Henrico Business Bulletin Board

December 2017
S M T W T F S
·
·
·
·
·
·
·
·
·
·
·

Calendar page

tel:18772241804
tel:18772210315

Classifieds

Place an Ad | More Classifieds

Calendar

Innsbrook After Hours will ring in the New Year with R&B legends Kool & The Gang at 7 p.m. Dec. 31. Party rock band The Mashup will open. The evening will include a light show and midnight ball drop.

Kool & The Gang have been performing together for 25 years and have produced hits such as “Celebration,” “Cherish” and “Jungle Boogie.” Their unique blend of jazz, soul and funk has landed them 25 Top Ten R&B hits, nine Top 10 Pop hits, two Grammy Awards and 31 gold and platinum albums.

Early bird general admission tickets are $20.17 through the end of the October. Prices will increase after that and will be $40 at the gate on New Year’s Eve. A limited number of floor passes will be available for $49, providing Dance Floor Pit access. A variety of dinner and VIP Hospitality tickets and packages are available; dining and hospitality areas will be tented and heated, and include dinner, drinks and private restrooms.

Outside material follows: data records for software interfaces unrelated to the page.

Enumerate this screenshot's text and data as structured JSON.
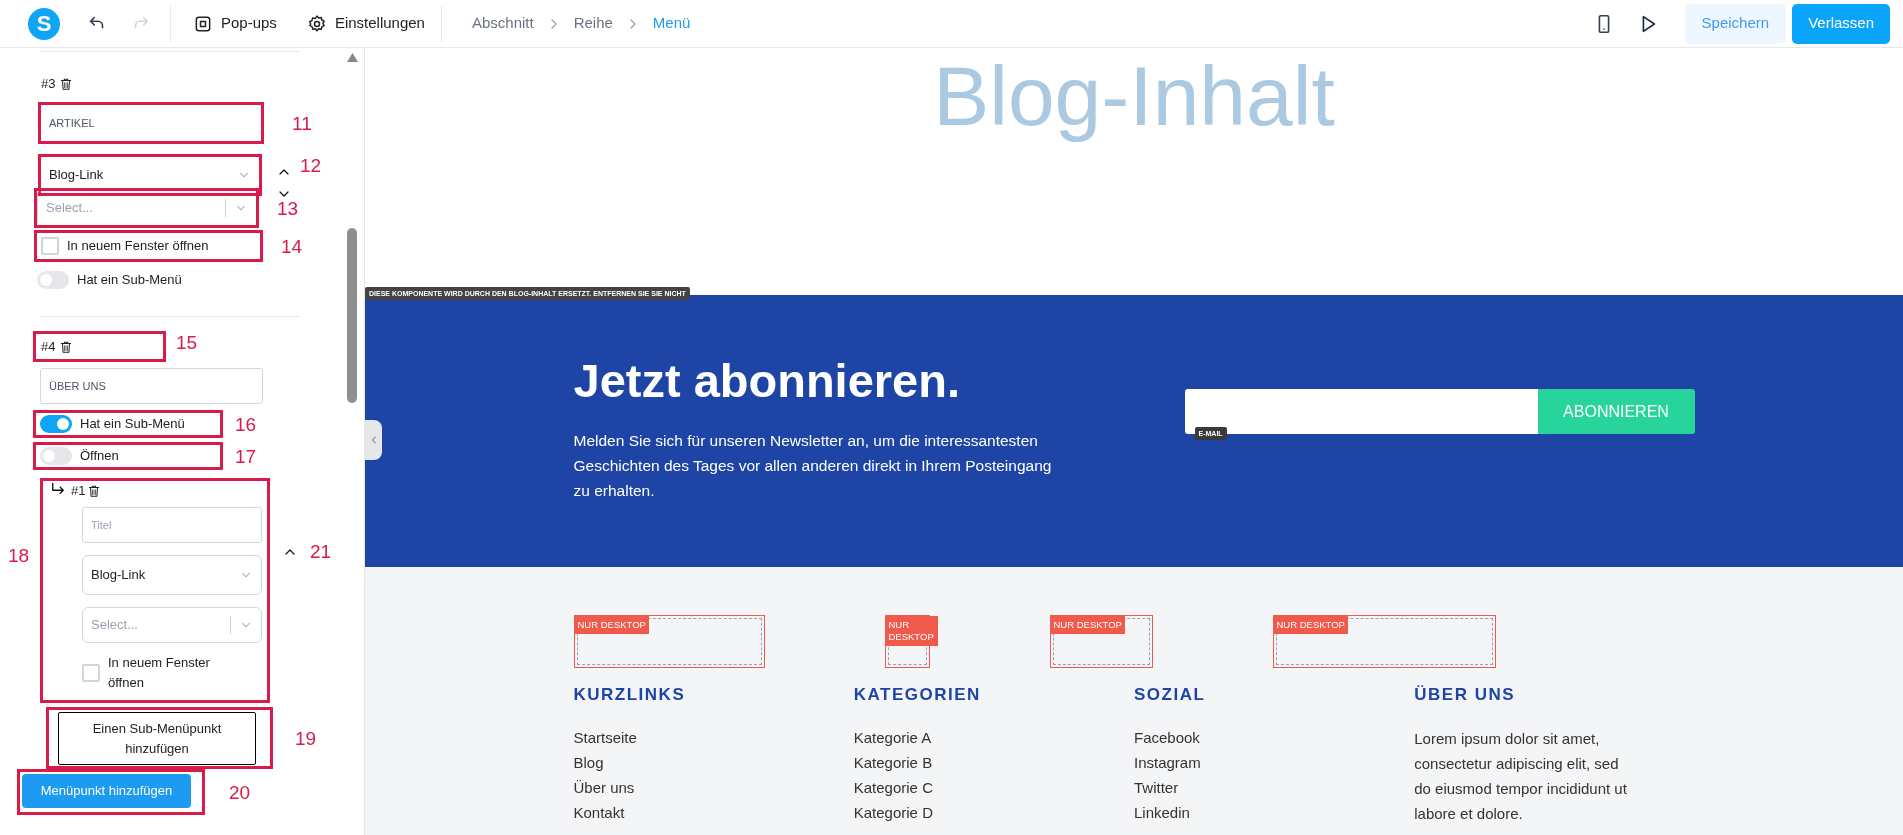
{
  "toolbar": {
    "logo": "S",
    "history": [
      {
        "kind": "undo",
        "disabled": false
      },
      {
        "kind": "redo",
        "disabled": true
      }
    ],
    "tools": [
      {
        "kind": "popups",
        "label": "Pop-ups"
      },
      {
        "kind": "settings",
        "label": "Einstellungen"
      }
    ],
    "breadcrumb": [
      {
        "label": "Abschnitt",
        "selected": false
      },
      {
        "label": "Reihe",
        "selected": false
      },
      {
        "label": "Menü",
        "selected": true
      }
    ],
    "save": "Speichern",
    "leave": "Verlassen"
  },
  "menu_items": [
    {
      "number": "#3",
      "title": {
        "value": "ARTIKEL",
        "callout": "11"
      },
      "link_type": {
        "value": "Blog-Link",
        "callout": "12"
      },
      "target": {
        "placeholder": "Select...",
        "callout": "13"
      },
      "new_window": {
        "label": "In neuem Fenster öffnen",
        "checked": false,
        "callout": "14"
      },
      "submenu": {
        "label": "Hat ein Sub-Menü",
        "on": false
      }
    },
    {
      "number": "#4",
      "number_callout": "15",
      "title": {
        "value": "ÜBER UNS"
      },
      "submenu": {
        "label": "Hat ein Sub-Menü",
        "on": true,
        "callout": "16"
      },
      "open": {
        "label": "Öffnen",
        "on": false,
        "callout": "17"
      },
      "children": [
        {
          "number": "#1",
          "callout": "18",
          "chevron_callout": "21",
          "title": {
            "placeholder": "Titel"
          },
          "link_type": {
            "value": "Blog-Link"
          },
          "target": {
            "placeholder": "Select..."
          },
          "new_window": {
            "label": "In neuem Fenster öffnen",
            "checked": false
          }
        }
      ],
      "add_child": {
        "label": "Einen Sub-Menüpunkt hinzufügen",
        "callout": "19"
      }
    }
  ],
  "add_item": {
    "label": "Menüpunkt hinzufügen",
    "callout": "20"
  },
  "canvas": {
    "blog_placeholder": "Blog-Inhalt",
    "notice": "DIESE KOMPONENTE WIRD DURCH DEN BLOG-INHALT ERSETZT. ENTFERNEN SIE SIE NICHT",
    "newsletter": {
      "heading": "Jetzt abonnieren.",
      "text": "Melden Sie sich für unseren Newsletter an, um die interessantesten Geschichten des Tages vor allen anderen direkt in Ihrem Posteingang zu erhalten.",
      "email_badge": "E-MAIL",
      "button": "ABONNIEREN"
    },
    "desktop_badges": [
      "NUR DESKTOP",
      "NUR DESKTOP",
      "NUR DESKTOP",
      "NUR DESKTOP"
    ],
    "footer_columns": [
      {
        "kind": "links",
        "heading": "KURZLINKS",
        "links": [
          "Startseite",
          "Blog",
          "Über uns",
          "Kontakt"
        ]
      },
      {
        "kind": "links",
        "heading": "KATEGORIEN",
        "links": [
          "Kategorie A",
          "Kategorie B",
          "Kategorie C",
          "Kategorie D"
        ]
      },
      {
        "kind": "links",
        "heading": "SOZIAL",
        "links": [
          "Facebook",
          "Instagram",
          "Twitter",
          "Linkedin"
        ]
      },
      {
        "kind": "text",
        "heading": "ÜBER UNS",
        "text": "Lorem ipsum dolor sit amet, consectetur adipiscing elit, sed do eiusmod tempor incididunt ut labore et dolore."
      }
    ]
  }
}
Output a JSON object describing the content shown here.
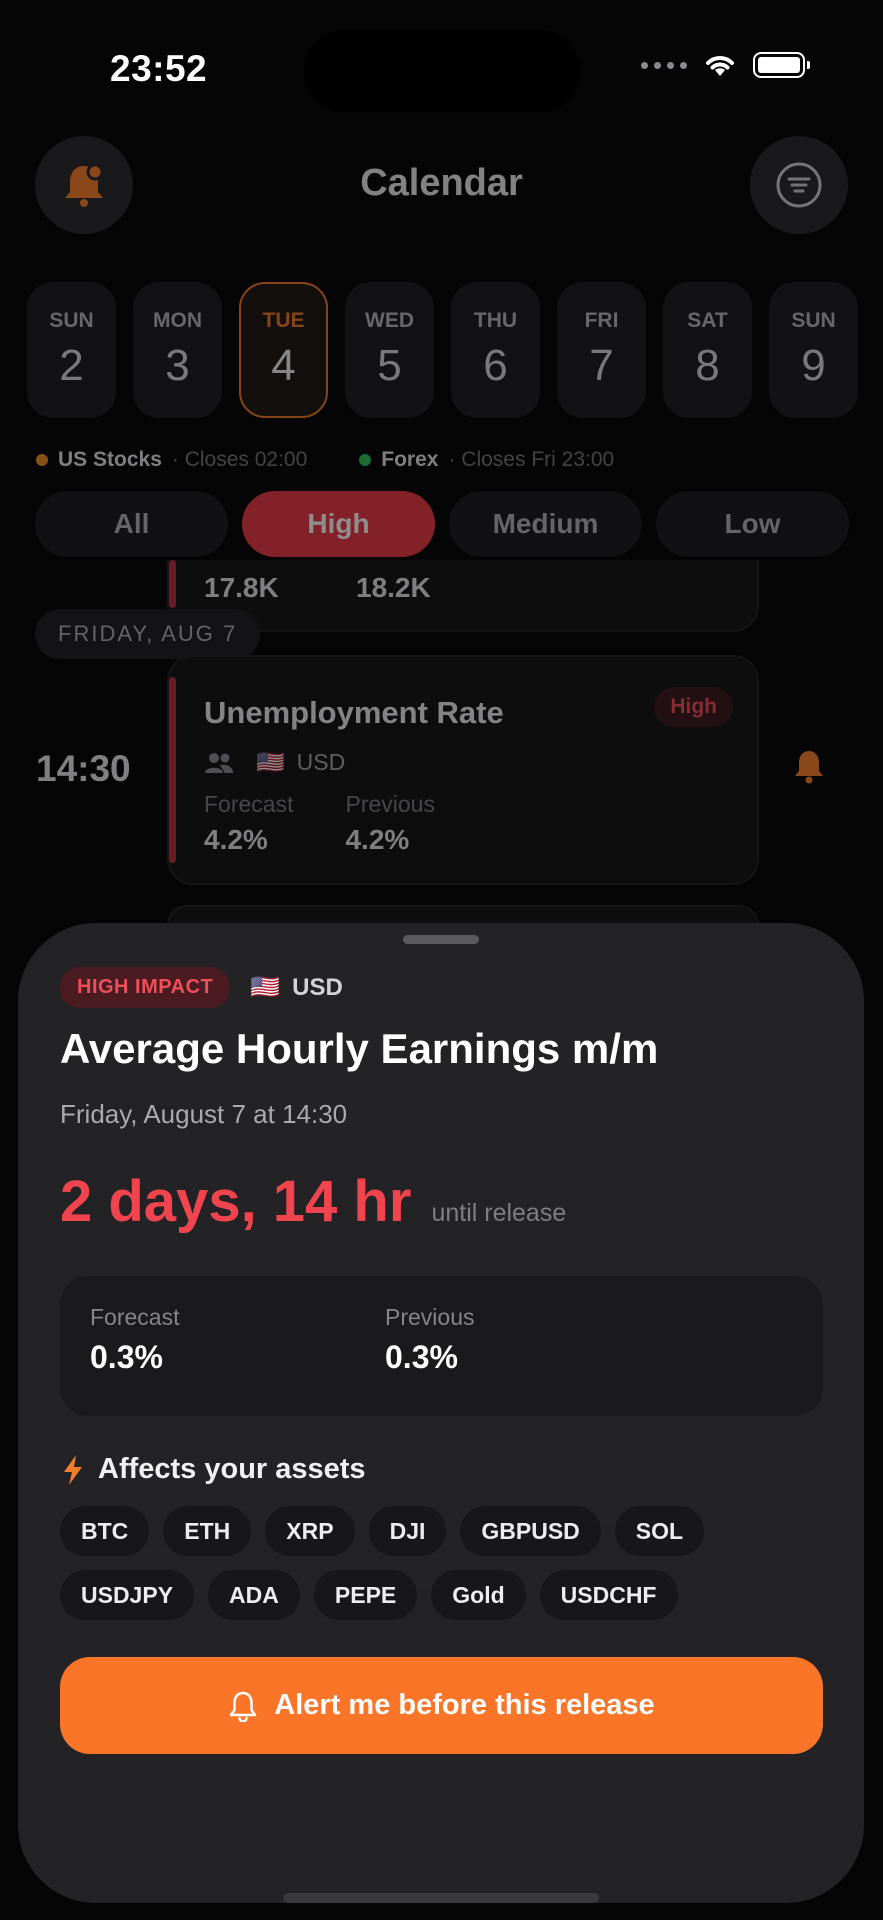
{
  "status_bar": {
    "time": "23:52"
  },
  "header": {
    "title": "Calendar"
  },
  "days": [
    {
      "name": "SUN",
      "num": "2"
    },
    {
      "name": "MON",
      "num": "3"
    },
    {
      "name": "TUE",
      "num": "4",
      "selected": true
    },
    {
      "name": "WED",
      "num": "5"
    },
    {
      "name": "THU",
      "num": "6"
    },
    {
      "name": "FRI",
      "num": "7"
    },
    {
      "name": "SAT",
      "num": "8"
    },
    {
      "name": "SUN",
      "num": "9"
    }
  ],
  "markets": [
    {
      "name": "US Stocks",
      "closes": "· Closes 02:00",
      "color": "#f0902a"
    },
    {
      "name": "Forex",
      "closes": "· Closes Fri 23:00",
      "color": "#2fbf5a"
    }
  ],
  "filters": [
    "All",
    "High",
    "Medium",
    "Low"
  ],
  "partial_card": {
    "forecast": "17.8K",
    "previous": "18.2K"
  },
  "date_header": "FRIDAY, AUG 7",
  "event": {
    "time": "14:30",
    "title": "Unemployment Rate",
    "impact": "High",
    "flag": "🇺🇸",
    "currency": "USD",
    "forecast_label": "Forecast",
    "forecast": "4.2%",
    "previous_label": "Previous",
    "previous": "4.2%"
  },
  "sheet": {
    "impact_label": "HIGH IMPACT",
    "flag": "🇺🇸",
    "currency": "USD",
    "title": "Average Hourly Earnings m/m",
    "subtitle": "Friday, August 7 at 14:30",
    "countdown": "2 days, 14 hr",
    "countdown_suffix": "until release",
    "forecast_label": "Forecast",
    "forecast": "0.3%",
    "previous_label": "Previous",
    "previous": "0.3%",
    "affects_title": "Affects your assets",
    "assets": [
      "BTC",
      "ETH",
      "XRP",
      "DJI",
      "GBPUSD",
      "SOL",
      "USDJPY",
      "ADA",
      "PEPE",
      "Gold",
      "USDCHF"
    ],
    "alert_button": "Alert me before this release"
  },
  "colors": {
    "accent": "#fb7529",
    "high": "#f0444e"
  }
}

Tickets can be purchased online through http://www.ticketstobuy.com or by phone at 423-1779. For details, visit http://www.innsbrookafterhours.com. Full text

Your weather just got better.

Henricopedia

Henrico's Top Teachers

The Plate